Institutional IDs such as those developed by GRID, which is the seed data set for the community-led ROR open research organization identifier registry
Grant IDs and funder IDs, such as those in The Open Funder Registry…”
“Research Resource Identifiers (#RRID) are ID numbers assigned to help researchers cite key resources (antibodies, model organisms and software projects) in the biomedical literature to improve transparency of research methods….”
“Dealing with Open Access publications, where there are multiple authors, affiliated institutions, research funders, business models, policies, mandates, requirements and agreements involved, is complex and administratively burdensome.
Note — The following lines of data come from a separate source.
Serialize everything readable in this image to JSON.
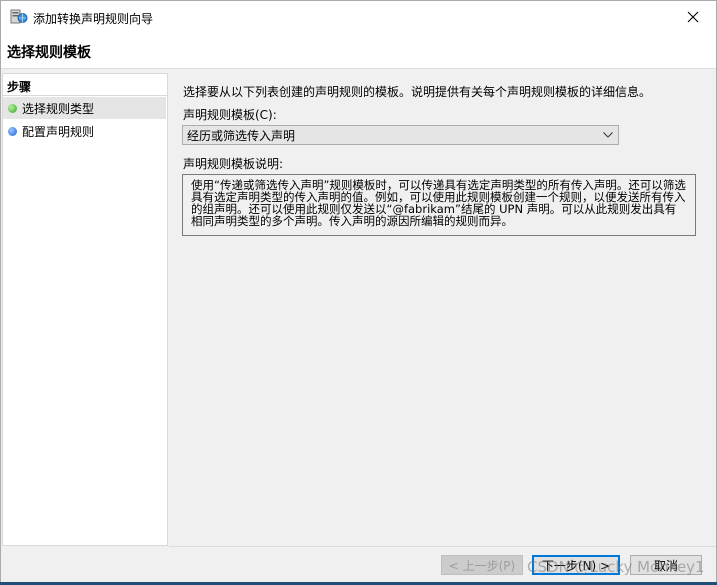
{
  "window": {
    "title": "添加转换声明规则向导",
    "app_icon": "server-icon",
    "close_icon": "close-icon"
  },
  "header": {
    "page_title": "选择规则模板"
  },
  "sidebar": {
    "heading": "步骤",
    "items": [
      {
        "label": "选择规则类型",
        "status": "current",
        "dot_color": "#2fa52b"
      },
      {
        "label": "配置声明规则",
        "status": "pending",
        "dot_color": "#1f5fd6"
      }
    ]
  },
  "main": {
    "intro": "选择要从以下列表创建的声明规则的模板。说明提供有关每个声明规则模板的详细信息。",
    "template_label": "声明规则模板(C):",
    "template_value": "经历或筛选传入声明",
    "description_label": "声明规则模板说明:",
    "description": "使用“传递或筛选传入声明”规则模板时，可以传递具有选定声明类型的所有传入声明。还可以筛选具有选定声明类型的传入声明的值。例如，可以使用此规则模板创建一个规则，以便发送所有传入的组声明。还可以使用此规则仅发送以“@fabrikam”结尾的 UPN 声明。可以从此规则发出具有相同声明类型的多个声明。传入声明的源因所编辑的规则而异。"
  },
  "footer": {
    "back_label": "< 上一步(P)",
    "next_label": "下一步(N) >",
    "cancel_label": "取消",
    "watermark": "CSDN @Lucky Monkey1"
  },
  "colors": {
    "accent": "#0078d7",
    "window_bg": "#f0f0f0"
  }
}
Funders, institutions and publishers are faced with a myriad of systems, portals and processes when dealing with Open Access publication-level arrangements. This hampers the transition to Open Access, the realisation of policies and agreements, and progress in developing new business models. From a researcher perspective, this landscape is at best confusing and at worst impenetrable. (see visual 1)
These challenges are in no way unique to the open access publishing landscape and are in fact relatively common in marketplaces that have an increasingly complex web of interactions between buyers and sellers (see OA Switchboard introductory blog, 2019). The introduction of a central intermediary is often the easiest way to reduce complexity on all sides, but a payment component doesn’t come without challenges and risks. If one leaves out the payment component, there is still complexity around information and data exchange in our ecosystem. Other industries have already tackled similar problems successfully a long time ago. (Think of SWIFT, the global financial messaging service: they have developed a common language across banks worldwide, serving their community for over 40 years now). The inspiration for the OA Switchboard has come also from examples of community-governed scholarly infrastructure (such as Crossref), which have successfully brought together a large and diverse community of stakeholders to address complex challenges.?…”
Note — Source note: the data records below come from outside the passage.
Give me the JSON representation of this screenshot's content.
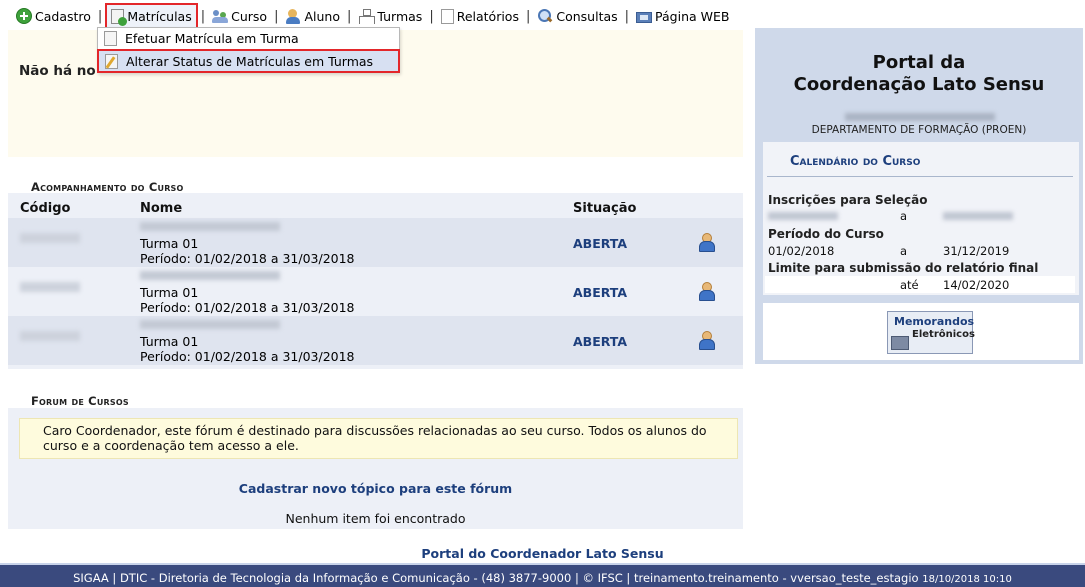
{
  "menu": {
    "items": [
      {
        "label": "Cadastro",
        "icon": "add-circle-icon"
      },
      {
        "label": "Matrículas",
        "icon": "document-add-icon"
      },
      {
        "label": "Curso",
        "icon": "people-icon"
      },
      {
        "label": "Aluno",
        "icon": "student-icon"
      },
      {
        "label": "Turmas",
        "icon": "org-tree-icon"
      },
      {
        "label": "Relatórios",
        "icon": "page-icon"
      },
      {
        "label": "Consultas",
        "icon": "search-icon"
      },
      {
        "label": "Página WEB",
        "icon": "web-page-icon"
      }
    ]
  },
  "dropdown": {
    "items": [
      {
        "label": "Efetuar Matrícula em Turma"
      },
      {
        "label": "Alterar Status de Matrículas em Turmas"
      }
    ]
  },
  "notice": {
    "text": "Não há no"
  },
  "courses": {
    "section_title": "Acompanhamento do Curso",
    "headers": {
      "code": "Código",
      "name": "Nome",
      "status": "Situação"
    },
    "rows": [
      {
        "turma": "Turma 01",
        "periodo": "Período: 01/02/2018 a 31/03/2018",
        "situacao": "ABERTA"
      },
      {
        "turma": "Turma 01",
        "periodo": "Período: 01/02/2018 a 31/03/2018",
        "situacao": "ABERTA"
      },
      {
        "turma": "Turma 01",
        "periodo": "Período: 01/02/2018 a 31/03/2018",
        "situacao": "ABERTA"
      }
    ]
  },
  "forum": {
    "section_title": "Forum de Cursos",
    "message": "Caro Coordenador, este fórum é destinado para discussões relacionadas ao seu curso. Todos os alunos do curso e a coordenação tem acesso a ele.",
    "new_topic_link": "Cadastrar novo tópico para este fórum",
    "empty_text": "Nenhum item foi encontrado"
  },
  "portal_link": "Portal do Coordenador Lato Sensu",
  "sidebar": {
    "title_line1": "Portal da",
    "title_line2": "Coordenação Lato Sensu",
    "department": "DEPARTAMENTO DE FORMAÇÃO (PROEN)",
    "calendar": {
      "title": "Calendário do Curso",
      "inscricoes_label": "Inscrições para Seleção",
      "sep_a": "a",
      "periodo_label": "Período do Curso",
      "periodo_start": "01/02/2018",
      "periodo_end": "31/12/2019",
      "limite_label": "Limite para submissão do relatório final",
      "limite_sep": "até",
      "limite_date": "14/02/2020"
    },
    "memo": {
      "line1": "Memorandos",
      "line2": "Eletrônicos"
    }
  },
  "footer": {
    "text": "SIGAA | DTIC - Diretoria de Tecnologia da Informação e Comunicação - (48) 3877-9000 | © IFSC | treinamento.treinamento - vversao_teste_estagio",
    "timestamp": "18/10/2018 10:10"
  },
  "colors": {
    "link": "#1d3f7d",
    "footer_bg": "#3a4a7e",
    "highlight_border": "#e3262a",
    "sidebar_bg": "#cfd9ea"
  }
}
“LYRASIS and Michigan Publishing announce the successful integration of the Fulcrum platform with Library Simplified/SimplyE and The Readium Foundation’s Thorium Desktop Reader.
This initiative brings together three open source reading and content delivery platforms, utilizing entirely open standards and technologies. By working together, the partners are improving discovery and access for ebooks and supporting the sustainability and scalability of two community-led social enterprises. …”
“Data sharing was a core principle that led to the success of the Human Genome Project 20 years ago. Now scientists are struggling to keep information free….
So in 1996, the HGP [Human Genome Project] researchers got together to lay out what became known as the Bermuda Principles, with all parties agreeing to make the human genome sequences available in public databases, ideally within 24 hours — no delays, no exceptions.
Fast-forward two decades, and the field is bursting with genomic data, thanks to improved technology both for sequencing whole genomes and for genotyping them by sequencing a few million select spots to quickly capture the variation within. These efforts have produced genetic readouts for tens of millions of individuals, and they sit in data repositories around the globe. The principles laid out during the HGP, and later adopted by journals and funding agencies, meant that anyone should be able to access the data created for published genome studies and use them to power new discoveries….
The explosion of data led governments, funding agencies, research institutes and private research consortia to develop their own custom-built databases for handling the complex and sometimes sensitive data sets. And the patchwork of repositories, with various rules for access and no standard data formatting, has led to a “Tower of Babel” situation, says Haussler….”
“We are pleased to announce the next OASPA webinar which will explore the question of open metadata with regard to books. What are the relations, challenges, and opportunities of thinking and developing open book metadata and open access in terms of labor, quality, persistence, standardization, accessibility, and discoverability?”